Right before a foreclosure auction was due to proceed for a loan tied to Wonder Works Construction’s condo project on the Upper East Side, the developer filed a last-ditch motion to stop it.
But Justice Jennifer G. Schecter was having none of it.
“The default here predates the pandemic and, since then, [the] plaintiff has been unable to comply with the terms of forbearance agreement,” she wrote in a decision denying the motion last week.
Afterward, the UCC auction went ahead as planned, according to Genghis Hadi, managing principal of the mezzanine lender, New York-based Nahla Capital.
Hadi said multiple interested parties had shown up but Nahla ultimately won the auction through a credit bid, which is when the lender bids using debt it is owed.
The result means Nahla has now taken over the interests in the LLC that got the loan, effectively assuming the developer’s position. “The sale closed on the same day and our firm is ultimately the owner of the asset,” Hadi said.
It was a dramatic end to a fraught year between lender and developer, as Manhattan’s condo market floundered and troubled projects were pushed closer to the edge.
Vitre, a 21-story boutique building at 302 East 96th Street, launched sales in 2017 and though it had some early momentum, deals later stalled. Wonder Works defaulted on the mezzanine loan this January, according to Hadi, who said his firm provided “ample space and opportunity for the borrower to correct the situation.” Nahla hired a team of brokers from JLL to market the foreclosure auction in October.
Hadi said the firm would continue to try to sell units in what he acknowledged was a “very difficult marketplace.”
“We are going to work with our senior lender to make sure they’re serviced directly, and really just do the best we can to make sure this building continues to perform,” he said.
Wonder Works principal Eric Brody did not respond to requests for comment. Ryan Banich of Tsyngauz & Associates, who represented the developer, also did not respond.

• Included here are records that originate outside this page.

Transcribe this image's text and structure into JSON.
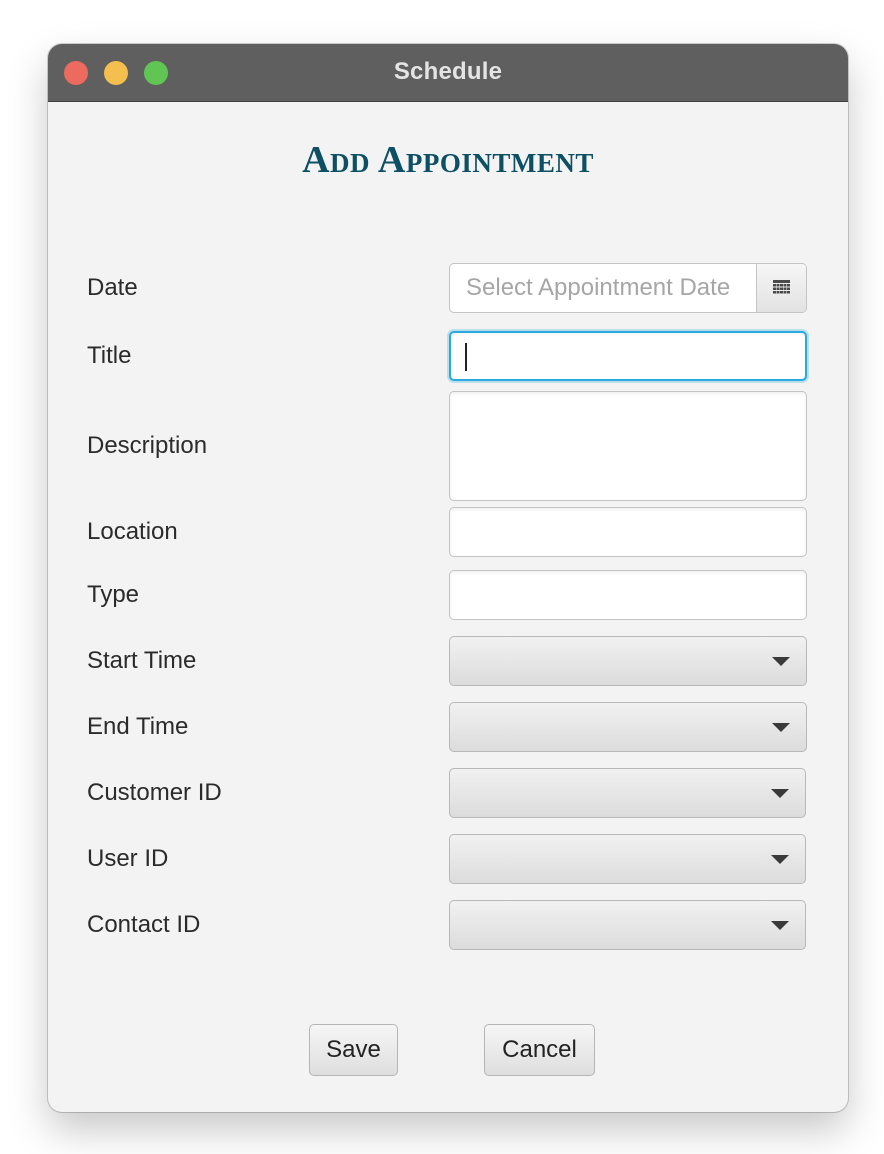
{
  "window": {
    "title": "Schedule"
  },
  "form": {
    "heading": "Add Appointment",
    "fields": {
      "date": {
        "label": "Date",
        "placeholder": "Select Appointment Date",
        "value": ""
      },
      "title": {
        "label": "Title",
        "value": ""
      },
      "description": {
        "label": "Description",
        "value": ""
      },
      "location": {
        "label": "Location",
        "value": ""
      },
      "type": {
        "label": "Type",
        "value": ""
      },
      "start_time": {
        "label": "Start Time",
        "selected": ""
      },
      "end_time": {
        "label": "End Time",
        "selected": ""
      },
      "customer_id": {
        "label": "Customer ID",
        "selected": ""
      },
      "user_id": {
        "label": "User ID",
        "selected": ""
      },
      "contact_id": {
        "label": "Contact ID",
        "selected": ""
      }
    },
    "focused_field": "title"
  },
  "buttons": {
    "save": "Save",
    "cancel": "Cancel"
  },
  "icons": {
    "date_picker": "calendar-icon",
    "combo_arrow": "chevron-down-icon"
  },
  "colors": {
    "heading": "#0d4f63",
    "focus_ring": "#2aa9de",
    "titlebar": "#5f5f5f"
  }
}
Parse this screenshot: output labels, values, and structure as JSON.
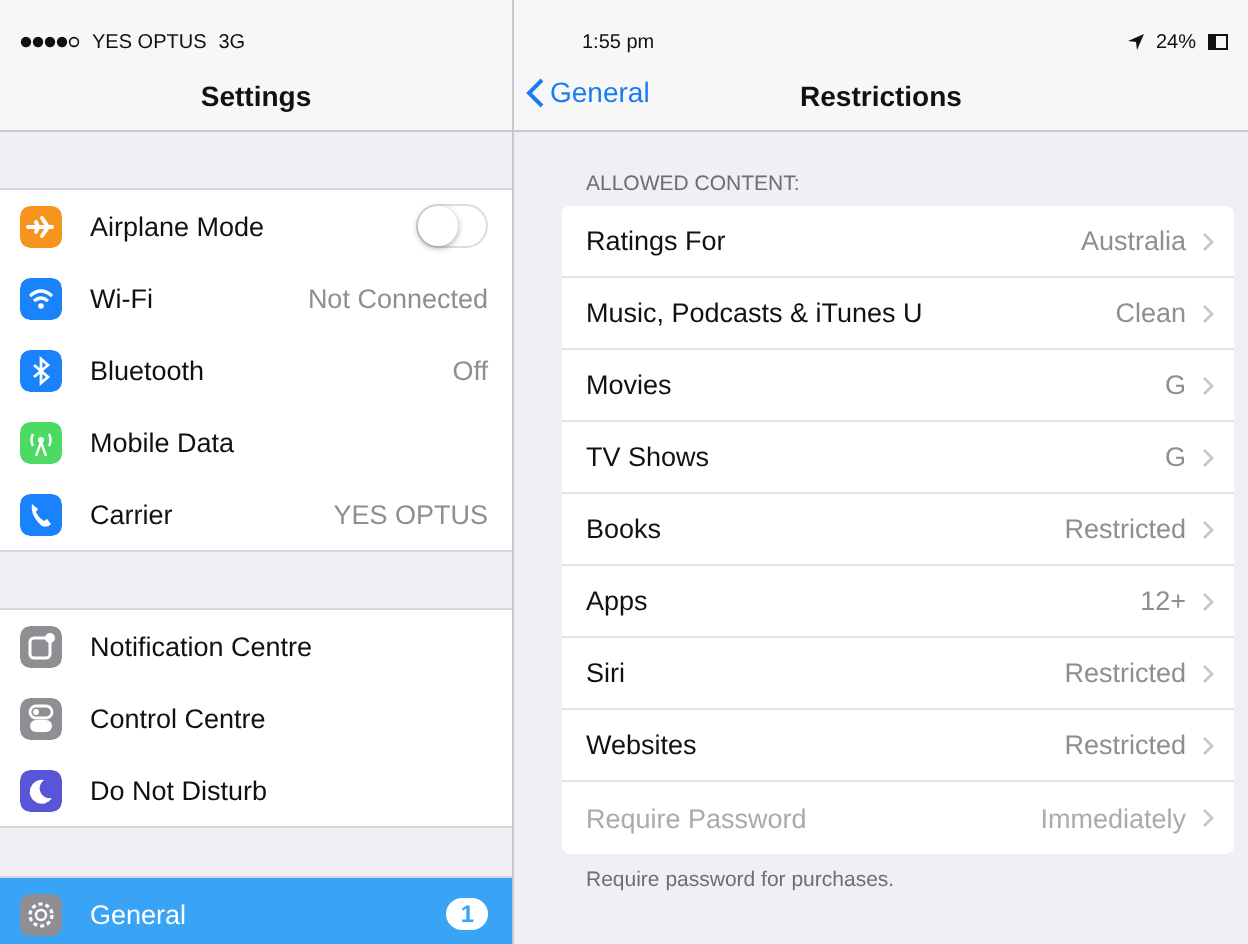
{
  "left_status_bar": {
    "carrier": "YES OPTUS",
    "network": "3G"
  },
  "sidebar": {
    "title": "Settings",
    "groups": [
      {
        "items": [
          {
            "label": "Airplane Mode",
            "kind": "toggle",
            "on": false,
            "selected": false,
            "color": "#f7941d"
          },
          {
            "label": "Wi-Fi",
            "kind": "value",
            "value": "Not Connected",
            "selected": false,
            "color": "#1a82fb"
          },
          {
            "label": "Bluetooth",
            "kind": "value",
            "value": "Off",
            "selected": false,
            "color": "#1a82fb"
          },
          {
            "label": "Mobile Data",
            "kind": "plain",
            "selected": false,
            "color": "#4cd964"
          },
          {
            "label": "Carrier",
            "kind": "value",
            "value": "YES OPTUS",
            "selected": false,
            "color": "#1a82fb"
          }
        ]
      },
      {
        "items": [
          {
            "label": "Notification Centre",
            "kind": "plain",
            "selected": false,
            "color": "#8e8e93"
          },
          {
            "label": "Control Centre",
            "kind": "plain",
            "selected": false,
            "color": "#8e8e93"
          },
          {
            "label": "Do Not Disturb",
            "kind": "plain",
            "selected": false,
            "color": "#5856d6"
          }
        ]
      },
      {
        "items": [
          {
            "label": "General",
            "kind": "badge",
            "badge": "1",
            "selected": true,
            "color": "#8e8e93"
          }
        ]
      }
    ]
  },
  "right_status_bar": {
    "time": "1:55 pm",
    "battery": "24%"
  },
  "nav": {
    "back": "General",
    "title": "Restrictions"
  },
  "section": {
    "header": "ALLOWED CONTENT:",
    "footer": "Require password for purchases.",
    "rows": [
      {
        "label": "Ratings For",
        "value": "Australia",
        "disabled": false
      },
      {
        "label": "Music, Podcasts & iTunes U",
        "value": "Clean",
        "disabled": false
      },
      {
        "label": "Movies",
        "value": "G",
        "disabled": false
      },
      {
        "label": "TV Shows",
        "value": "G",
        "disabled": false
      },
      {
        "label": "Books",
        "value": "Restricted",
        "disabled": false
      },
      {
        "label": "Apps",
        "value": "12+",
        "disabled": false
      },
      {
        "label": "Siri",
        "value": "Restricted",
        "disabled": false
      },
      {
        "label": "Websites",
        "value": "Restricted",
        "disabled": false
      },
      {
        "label": "Require Password",
        "value": "Immediately",
        "disabled": true
      }
    ]
  }
}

Though commercial mortgage foreclosures are technically banned by the state because of the pandemic, UCC auctions — a quicker process than foreclosure lawsuits — have mushroomed in recent months as talks between mezzanine lenders and developers break down.
But some developers, including Wonder Works and HFZ, have pushed back against the auctions, arguing that holding them during a pandemic is not “commercially reasonable,” a requirement of the Uniform Commercial Code.
In HFZ’s case, a judge agreed, halting the scheduled auction until a later date. But in Wonder Works’ case, Justice Schecter said the loan default was not purely a product of the pandemic, noting that Nahla had been paying the carrying costs on the building for almost a year.
To the wider argument about timing, she appeared unmoved, commenting simply that “mezzanine foreclosures have been proceeding under current conditions.”